- [WHAT IS BEING ASKED]: Retype all of the entries precisely.

[Page and application data records]
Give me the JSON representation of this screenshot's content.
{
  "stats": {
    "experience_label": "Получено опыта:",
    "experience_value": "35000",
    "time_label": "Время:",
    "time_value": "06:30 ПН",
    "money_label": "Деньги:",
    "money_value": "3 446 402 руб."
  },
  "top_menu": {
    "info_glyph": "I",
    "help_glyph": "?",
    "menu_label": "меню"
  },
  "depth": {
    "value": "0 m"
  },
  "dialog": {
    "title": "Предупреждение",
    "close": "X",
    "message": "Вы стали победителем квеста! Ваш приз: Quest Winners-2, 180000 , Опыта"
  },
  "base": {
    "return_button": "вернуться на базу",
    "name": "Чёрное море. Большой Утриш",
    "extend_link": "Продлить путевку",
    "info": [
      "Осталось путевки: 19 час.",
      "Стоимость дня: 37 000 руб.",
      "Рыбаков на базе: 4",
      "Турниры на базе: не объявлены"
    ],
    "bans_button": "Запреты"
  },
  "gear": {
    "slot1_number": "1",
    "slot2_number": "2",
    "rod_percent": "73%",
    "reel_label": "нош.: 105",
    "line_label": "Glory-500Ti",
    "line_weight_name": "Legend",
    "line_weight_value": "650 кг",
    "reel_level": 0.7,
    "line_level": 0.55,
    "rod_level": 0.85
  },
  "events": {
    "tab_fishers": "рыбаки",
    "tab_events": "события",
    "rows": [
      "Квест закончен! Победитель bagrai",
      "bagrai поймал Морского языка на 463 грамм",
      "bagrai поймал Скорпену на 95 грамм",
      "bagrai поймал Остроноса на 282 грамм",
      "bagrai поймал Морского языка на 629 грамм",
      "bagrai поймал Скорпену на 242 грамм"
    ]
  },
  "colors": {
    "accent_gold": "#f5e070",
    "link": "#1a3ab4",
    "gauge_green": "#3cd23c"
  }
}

- [TASK RESPONSE]:
Give me the JSON representation of this screenshot's content.
{
  "stats": {
    "experience_label": "Получено опыта:",
    "experience_value": "35000",
    "time_label": "Время:",
    "time_value": "06:30 ПН",
    "money_label": "Деньги:",
    "money_value": "3 446 402 руб."
  },
  "top_menu": {
    "info_glyph": "I",
    "help_glyph": "?",
    "menu_label": "меню"
  },
  "depth": {
    "value": "0 m"
  },
  "dialog": {
    "title": "Предупреждение",
    "close": "X",
    "message": "Вы стали победителем квеста! Ваш приз: Quest Winners-2, 180000 , Опыта"
  },
  "base": {
    "return_button": "вернуться на базу",
    "name": "Чёрное море. Большой Утриш",
    "extend_link": "Продлить путевку",
    "info": [
      "Осталось путевки: 19 час.",
      "Стоимость дня: 37 000 руб.",
      "Рыбаков на базе: 4",
      "Турниры на базе: не объявлены"
    ],
    "bans_button": "Запреты"
  },
  "gear": {
    "slot1_number": "1",
    "slot2_number": "2",
    "rod_percent": "73%",
    "reel_label": "нош.: 105",
    "line_label": "Glory-500Ti",
    "line_weight_name": "Legend",
    "line_weight_value": "650 кг",
    "reel_level": 0.7,
    "line_level": 0.55,
    "rod_level": 0.85
  },
  "events": {
    "tab_fishers": "рыбаки",
    "tab_events": "события",
    "rows": [
      "Квест закончен! Победитель bagrai",
      "bagrai поймал Морского языка на 463 грамм",
      "bagrai поймал Скорпену на 95 грамм",
      "bagrai поймал Остроноса на 282 грамм",
      "bagrai поймал Морского языка на 629 грамм",
      "bagrai поймал Скорпену на 242 грамм"
    ]
  },
  "colors": {
    "accent_gold": "#f5e070",
    "link": "#1a3ab4",
    "gauge_green": "#3cd23c"
  }
}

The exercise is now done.